The New York City Department of Finance has released a new “NYC Taxpayer Bill of Rights” on its website. The Bill of Rights identifies 10 categories of taxpayer rights, and elaborates on those rights. Some of the rights reflect substantive changes in the Department’s operations. For instance, one category is “the right to challenge the Department’s position and be heard.” Under that category, taxpayers now “have the right to receive, in writing, an explanation of why the Department of Finance does not agree with your position” or “does not accept your documents.” The release of the new NYC Bill of Rights coincides with the creation of an Office of the Taxpayer Advocate and the recent appointment of Diana Leyden as the New York City Taxpayer Advocate.

The NYC Taxpayer Bill of Rights is a welcome and overdue initiative. Interestingly, the Department previously had a Taxpayer Bill of Rights for many years, but it inexplicably was removed from the Department’s website a few years ago, causing some practitioners to wonder why. Unlike the more comprehensive Taxpayers’ Bill of Rights contained in Article 41 of the Tax Law, which applies to taxes administered by the New York State Department of Taxation and Finance, the NYC Taxpayer Bill of Rights is not statutorily mandated. Committing it to law would be a worthwhile goal.

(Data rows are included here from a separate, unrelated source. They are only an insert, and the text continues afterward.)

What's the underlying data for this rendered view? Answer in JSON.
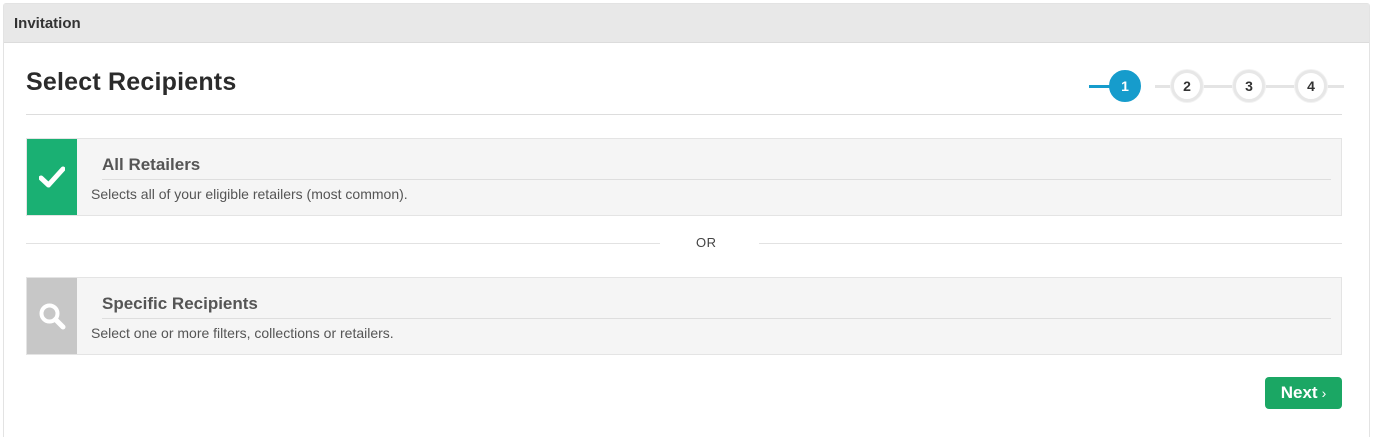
{
  "panel": {
    "title": "Invitation"
  },
  "page": {
    "title": "Select Recipients"
  },
  "stepper": {
    "current": 1,
    "steps": [
      "1",
      "2",
      "3",
      "4"
    ],
    "active_color": "#169ccc"
  },
  "options": [
    {
      "title": "All Retailers",
      "description": "Selects all of your eligible retailers (most common).",
      "icon": "checkmark-icon",
      "selected": true,
      "icon_color": "#1ab073"
    },
    {
      "title": "Specific Recipients",
      "description": "Select one or more filters, collections or retailers.",
      "icon": "search-icon",
      "selected": false,
      "icon_color": "#c7c7c7"
    }
  ],
  "divider": {
    "label": "OR"
  },
  "actions": {
    "next_label": "Next",
    "next_icon": "chevron-right-icon",
    "next_color": "#1ba764"
  }
}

It is also interesting that certain rights in the former NYC Bill of Rights are changed in the new Bill of Rights. For instance, there is no longer an explicit right not to be subject to “collection quotas” by the Department. Also, under the former Bill of Rights, the only exception to the taxpayer’s right to confidentiality was that taxpayer information could be shared with certain other government agencies “under strict legal guidelines.” The new right to confidentiality contains an exception for taxpayer information that can be shared outside the Department as “allowed by law,” but does not specify what those statutory exceptions are.